Each institution will have specific, though possibly less visible, source(s) of ICT services depending on their federal / unitary and centralised / devolved structure. In order for an institution to be able to align and integrate its ICT strategy the governance and management of ICT should be considered at the institutional level.

Our research has recognised that these variations in structure and ICT service provision are often considered fundamental to both the development and the day to day operations of universities. However, in order to embrace the development of more strategic ICT the needs and practices of these varied sources of ICT services could be explored and the structures and mechanisms for ICT alignment reviewed. In some instances, such as ICT strategy and use in research, there may be less need for alignment in contrast to instances across university administration where significant benefits may be obtainable.

In summary, there should be, as a minimum, some rewarding level of ICT expertise and knowledge involved within strategy formulation and implementation. The channels to achieve this have been identified as:

  • Governance of strategy formulation and implementation
  • A Senior Management Team that includes some professional expertise and understanding of ICT
  • A Chief Information Officer, or equivalent senior ICT/IS manager undertaking the role, supporting the Senior Management Team in institutional strategy formulation and leading the appropriate ICT strategy

The Service based approach

In order to meet today's institutional objectives for agility and sustainability ICT needs to be delivered with consideration and efficiency in the context of the whole institution. ICT deploy various approaches and methods to achieve this including Enterprise Architecture (EA), Shared Services and Service Oriented Architecture (SOA). Some are technical in nature others are business change techniques such as Enterprise Architecture. The underlining principle behind each of these techniques is that the business has requirements that can be defined as a requirement for 'services' rather than a predefined solution. By defining a requirement in this way ICT are able to draw on all their available resources and techniques to identify what is often a more cost effective and innovative solution. This provides benefits to users, ICT and at an institutional level through more integrated solutions with improved data integrity and improved business processes.

Key ICT roles and cross institutional communications

The idea of a Chief Information Officer within organisations has been developed over decades but the increased emphasis on communication and business understanding is now giving weight to developing different strands of expertise to address business and technology. Our research identified a variety of roles and techniques that are focused on establishing close communications across the user community and a greater understanding of their business requirements. CIO's are using business analysts, account managers and enterprise architects to improve communications, identify business needs and business process improvements. The approach allows an institution to build a better definition of current and future ICT requirements which in turn enables greater agility and sustainability.

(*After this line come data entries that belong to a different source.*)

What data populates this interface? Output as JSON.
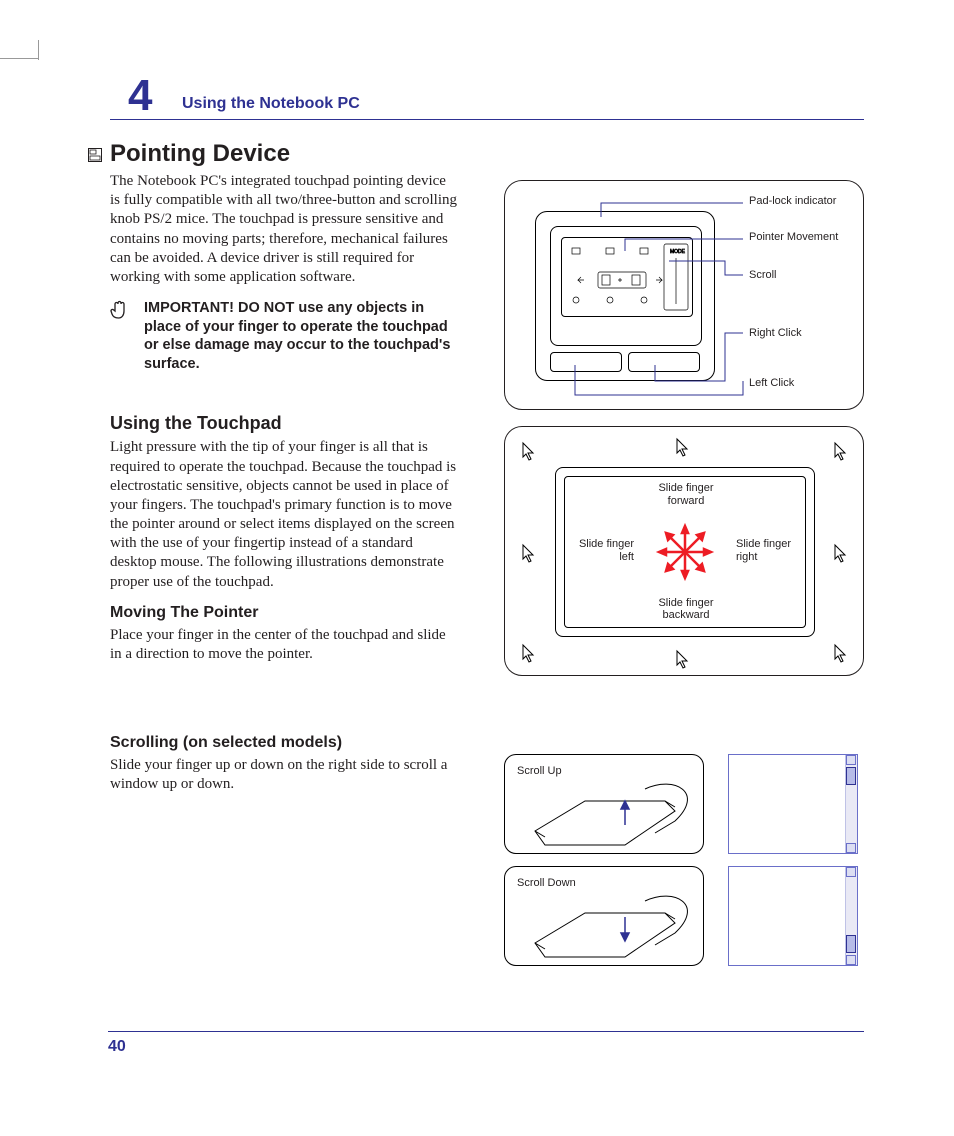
{
  "header": {
    "chapter_num": "4",
    "chapter_title": "Using the Notebook PC"
  },
  "pointing_device": {
    "title": "Pointing Device",
    "body": "The Notebook PC's integrated touchpad pointing device is fully compatible with all two/three-button and scrolling knob PS/2 mice. The touchpad is pressure sensitive and contains no moving parts; therefore, mechanical failures can be avoided. A device driver is still required for working with some application software."
  },
  "important_note": "IMPORTANT! DO NOT use any objects in place of your finger to operate the touchpad or else damage may occur to the touchpad's surface.",
  "using_touchpad": {
    "title": "Using the Touchpad",
    "body": "Light pressure with the tip of your finger is all that is required to operate the touchpad. Because the touchpad is electrostatic sensitive, objects cannot be used in place of your fingers. The touchpad's primary function is to move the pointer around or select items displayed on the screen with the use of your fingertip instead of a standard desktop mouse. The following illustrations demonstrate proper use of the touchpad."
  },
  "moving_pointer": {
    "title": "Moving The Pointer",
    "body": "Place your finger in the center of the touchpad and slide in a direction to move the pointer."
  },
  "scrolling": {
    "title": "Scrolling (on selected models)",
    "body": "Slide your finger up or down on the right side to scroll a window up or down."
  },
  "fig1_labels": {
    "padlock": "Pad-lock indicator",
    "pointer": "Pointer Movement",
    "scroll": "Scroll",
    "rightclick": "Right Click",
    "leftclick": "Left Click"
  },
  "fig2_labels": {
    "forward": "Slide finger forward",
    "left": "Slide finger left",
    "right": "Slide finger right",
    "backward": "Slide finger backward"
  },
  "scroll_labels": {
    "up": "Scroll Up",
    "down": "Scroll Down"
  },
  "page_number": "40"
}
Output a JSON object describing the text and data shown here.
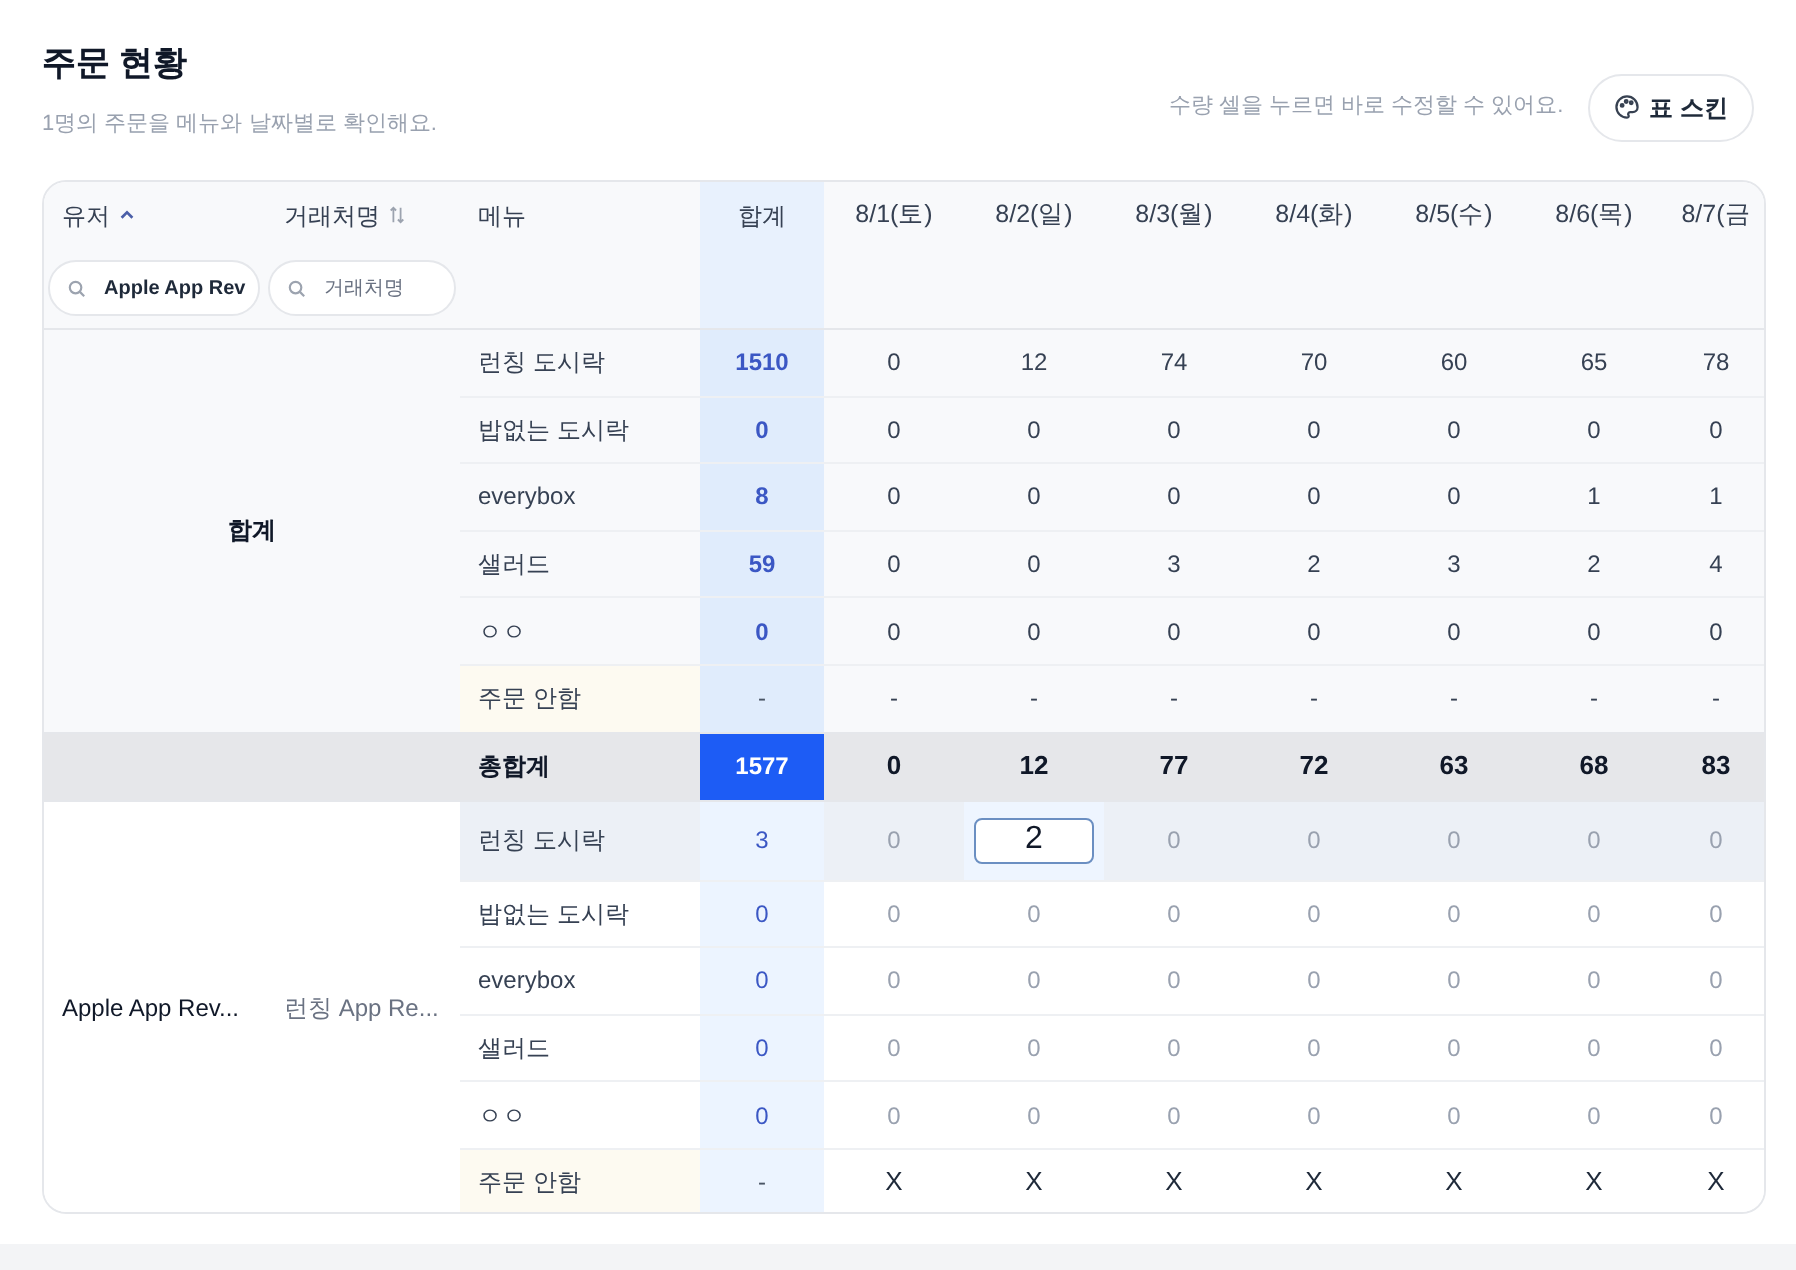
{
  "title": "주문 현황",
  "subtitle": "1명의 주문을 메뉴와 날짜별로 확인해요.",
  "hint": "수량 셀을 누르면 바로 수정할 수 있어요.",
  "skin_button": {
    "label": "표 스킨"
  },
  "columns": {
    "user": {
      "label": "유저",
      "sorted": true
    },
    "vendor": {
      "label": "거래처명",
      "sorted": false
    },
    "menu": {
      "label": "메뉴"
    },
    "total": {
      "label": "합계"
    },
    "dates": [
      "8/1(토)",
      "8/2(일)",
      "8/3(월)",
      "8/4(화)",
      "8/5(수)",
      "8/6(목)",
      "8/7(금"
    ]
  },
  "filters": [
    {
      "value": "Apple App Rev"
    },
    {
      "placeholder": "거래처명"
    }
  ],
  "sections": [
    {
      "kind": "group",
      "user": "합계",
      "rows": [
        {
          "menu": "런칭 도시락",
          "kind": "menu",
          "total": "1510",
          "values": [
            "0",
            "12",
            "74",
            "70",
            "60",
            "65",
            "78"
          ]
        },
        {
          "menu": "밥없는 도시락",
          "kind": "menu",
          "total": "0",
          "values": [
            "0",
            "0",
            "0",
            "0",
            "0",
            "0",
            "0"
          ]
        },
        {
          "menu": "everybox",
          "kind": "menu",
          "total": "8",
          "values": [
            "0",
            "0",
            "0",
            "0",
            "0",
            "1",
            "1"
          ]
        },
        {
          "menu": "샐러드",
          "kind": "menu",
          "total": "59",
          "values": [
            "0",
            "0",
            "3",
            "2",
            "3",
            "2",
            "4"
          ]
        },
        {
          "menu": "ㅇㅇ",
          "kind": "menu",
          "total": "0",
          "values": [
            "0",
            "0",
            "0",
            "0",
            "0",
            "0",
            "0"
          ]
        },
        {
          "menu": "주문 안함",
          "kind": "no_order",
          "total": "-",
          "values": [
            "-",
            "-",
            "-",
            "-",
            "-",
            "-",
            "-"
          ]
        }
      ]
    },
    {
      "kind": "grand_total",
      "label": "총합계",
      "total": "1577",
      "values": [
        "0",
        "12",
        "77",
        "72",
        "63",
        "68",
        "83"
      ]
    },
    {
      "kind": "user",
      "user": "Apple App Rev...",
      "vendor": "런칭 App Re...",
      "rows": [
        {
          "menu": "런칭 도시락",
          "kind": "menu",
          "hovered": true,
          "total": "3",
          "cells": [
            {
              "value": "0",
              "editing": false
            },
            {
              "value": "2",
              "editing": true
            },
            {
              "value": "0",
              "editing": false
            },
            {
              "value": "0",
              "editing": false
            },
            {
              "value": "0",
              "editing": false
            },
            {
              "value": "0",
              "editing": false
            },
            {
              "value": "0",
              "editing": false
            }
          ]
        },
        {
          "menu": "밥없는 도시락",
          "kind": "menu",
          "hovered": false,
          "total": "0",
          "cells": [
            {
              "value": "0",
              "editing": false
            },
            {
              "value": "0",
              "editing": false
            },
            {
              "value": "0",
              "editing": false
            },
            {
              "value": "0",
              "editing": false
            },
            {
              "value": "0",
              "editing": false
            },
            {
              "value": "0",
              "editing": false
            },
            {
              "value": "0",
              "editing": false
            }
          ]
        },
        {
          "menu": "everybox",
          "kind": "menu",
          "hovered": false,
          "total": "0",
          "cells": [
            {
              "value": "0",
              "editing": false
            },
            {
              "value": "0",
              "editing": false
            },
            {
              "value": "0",
              "editing": false
            },
            {
              "value": "0",
              "editing": false
            },
            {
              "value": "0",
              "editing": false
            },
            {
              "value": "0",
              "editing": false
            },
            {
              "value": "0",
              "editing": false
            }
          ]
        },
        {
          "menu": "샐러드",
          "kind": "menu",
          "hovered": false,
          "total": "0",
          "cells": [
            {
              "value": "0",
              "editing": false
            },
            {
              "value": "0",
              "editing": false
            },
            {
              "value": "0",
              "editing": false
            },
            {
              "value": "0",
              "editing": false
            },
            {
              "value": "0",
              "editing": false
            },
            {
              "value": "0",
              "editing": false
            },
            {
              "value": "0",
              "editing": false
            }
          ]
        },
        {
          "menu": "ㅇㅇ",
          "kind": "menu",
          "hovered": false,
          "total": "0",
          "cells": [
            {
              "value": "0",
              "editing": false
            },
            {
              "value": "0",
              "editing": false
            },
            {
              "value": "0",
              "editing": false
            },
            {
              "value": "0",
              "editing": false
            },
            {
              "value": "0",
              "editing": false
            },
            {
              "value": "0",
              "editing": false
            },
            {
              "value": "0",
              "editing": false
            }
          ]
        },
        {
          "menu": "주문 안함",
          "kind": "no_order",
          "hovered": false,
          "total": "-",
          "cells": [
            {
              "value": "X",
              "editing": false
            },
            {
              "value": "X",
              "editing": false
            },
            {
              "value": "X",
              "editing": false
            },
            {
              "value": "X",
              "editing": false
            },
            {
              "value": "X",
              "editing": false
            },
            {
              "value": "X",
              "editing": false
            },
            {
              "value": "X",
              "editing": false
            }
          ]
        }
      ]
    }
  ]
}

This in turn provides management with improved information from which to build a more robust and capable ICT services organisation with well matched and skilled resources and infrastructure all supported by policies, frameworks, standards and compliance that ensure consistency and quality.

13 Gartner Symposium/ITxpo 2008